If you're a lover of Baroque opera or theatre, there's no experience quite like going to see it in one of the theatres where it was originally performed – and there are a surprising number of these still in existence.
Nestled close to the Austrian border is the mediaeval castle of Český Krumlov, which was renovated extensively in the baroque era, with inclusion of a theatre which is still in use today. The original stage machinery is still alive and well.
One of the most impressive is the UNESCO-listed Drottningholms Slottsteater, gloriously set in the gardens of a 17th century Royal Palace on one of the many islands in the Stockholm archipelago, an easy train-and-bus trip from central Stockholm. As in Český Krumlov, the original stage machinery is still operational.
Slightly further from Stockholm – the trip takes about an hour – is Gripsholm: a castle in an even more spectacular waterside setting.
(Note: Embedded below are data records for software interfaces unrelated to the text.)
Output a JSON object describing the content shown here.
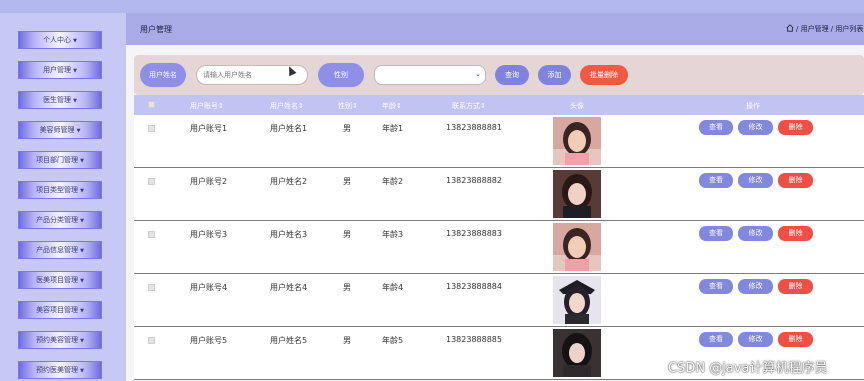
{
  "sidebar": {
    "items": [
      {
        "label": "个人中心"
      },
      {
        "label": "用户管理"
      },
      {
        "label": "医生管理"
      },
      {
        "label": "美容师管理"
      },
      {
        "label": "项目部门管理"
      },
      {
        "label": "项目类型管理"
      },
      {
        "label": "产品分类管理"
      },
      {
        "label": "产品信息管理"
      },
      {
        "label": "医美项目管理"
      },
      {
        "label": "美容项目管理"
      },
      {
        "label": "预约美容管理"
      },
      {
        "label": "预约医美管理"
      }
    ]
  },
  "header": {
    "title": "用户管理",
    "breadcrumb": "/ 用户管理 / 用户列表"
  },
  "search": {
    "name_label": "用户姓名",
    "name_placeholder": "请输入用户姓名",
    "gender_label": "性别",
    "gender_value": "",
    "query_button": "查询",
    "add_button": "添加",
    "batch_delete_button": "批量删除"
  },
  "table": {
    "columns": [
      "用户账号",
      "用户姓名",
      "性别",
      "年龄",
      "联系方式",
      "头像",
      "操作"
    ],
    "sort_mark": "⇕",
    "rows": [
      {
        "account": "用户账号1",
        "name": "用户姓名1",
        "gender": "男",
        "age": "年龄1",
        "phone": "13823888881",
        "avatar": "avatar-photo-1"
      },
      {
        "account": "用户账号2",
        "name": "用户姓名2",
        "gender": "男",
        "age": "年龄2",
        "phone": "13823888882",
        "avatar": "avatar-photo-2"
      },
      {
        "account": "用户账号3",
        "name": "用户姓名3",
        "gender": "男",
        "age": "年龄3",
        "phone": "13823888883",
        "avatar": "avatar-photo-3"
      },
      {
        "account": "用户账号4",
        "name": "用户姓名4",
        "gender": "男",
        "age": "年龄4",
        "phone": "13823888884",
        "avatar": "avatar-photo-4"
      },
      {
        "account": "用户账号5",
        "name": "用户姓名5",
        "gender": "男",
        "age": "年龄5",
        "phone": "13823888885",
        "avatar": "avatar-photo-5"
      }
    ],
    "actions": {
      "view": "查看",
      "edit": "修改",
      "delete": "删除"
    }
  },
  "watermark": "CSDN @java计算机程序员",
  "colors": {
    "sidebar_bg": "#c7c9f4",
    "header_bg": "#a8abe6",
    "accent_blue": "#8288dc",
    "danger_red": "#ef4f45",
    "search_bg": "#e5d6d6"
  }
}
Built by Gustav III in one of the castle towers, the theatre there is smaller and not in regular use, but worth a visit for the setting alone.
For the final step of your trip around the environs of Stockholm, head for Sweden’s oldest rococo theater, Ulriksdal Palace Theatre Confidencen, where they have a full programme of opera in the spring and summer. This year's summer opera will be Gluck's Orfeo ed Euridice: the photo shown here is from the 2009 production.
In the archetype of baroque palaces and parks, Louis XIV's Château de Versailles, the Opéra Royal is still in regular use. The theatre wasn't finished in Louis' lifetime - today's structure opened in 1770 (late in the reign of Louis XV, his great-grandson) with Lully's Persée.
The scene is a little different in Italy, where several theatres built in the baroque period and earlier are still in service as their city's municipal theatre. Here is the Teatro Comunale di Bologna, which runs a busy season of opera and concerts.
Also in frequent use is the 400 seater Teatro Olimpico in Vicenza, which isn't strictly baroque because it's even older: it was designed by the Renaissance architect Andrea Palladio in 1580.
Parma's Palazzo della Pilotta is home to what is said to be the oldest proscenium-arch based theatre: the Teatro Farnese, built in 1618 and rebuilt to the original design after severe damage in World War II.
As a performance venue, the Markgräflisches Opernhaus in Bayreuth has long been overshadowed by Richard Wagner's famous Festspielhaus. But for lovers of the baroque, the question of which has the more desirable interior is a very one-sided contest. It was built in the 1740s by Margravine Wilhelmine, older sister of Frederick the Great, who was herself an actress, composer and director of singspiel and opera (see Nahoko Gotoh's article). You'll need to patient, though: the house has been closed for extensive renovations; at time of writing, it is planned to reopen in April/May 2018.
A ten minute train ride from Stuttgart (German trains are fast) will get you to a spacious mansion and park: the Residenzschloss Ludwigsburg. Its theatre dates from 1758 and is another one where the original stage machinery is still operational. And if you want to understand it in action, there's a working model in the adjacent museum.
For sheer scale, you can't beat Frederick the Great's Sanssouci Park and its collection of palaces in Potsdam, an easy day trip from Berlin. Surprisingly, the rococo theatre in the Neues Palais is relatively small and a model of restrained elegance (at least, by the standards of baroque decoration).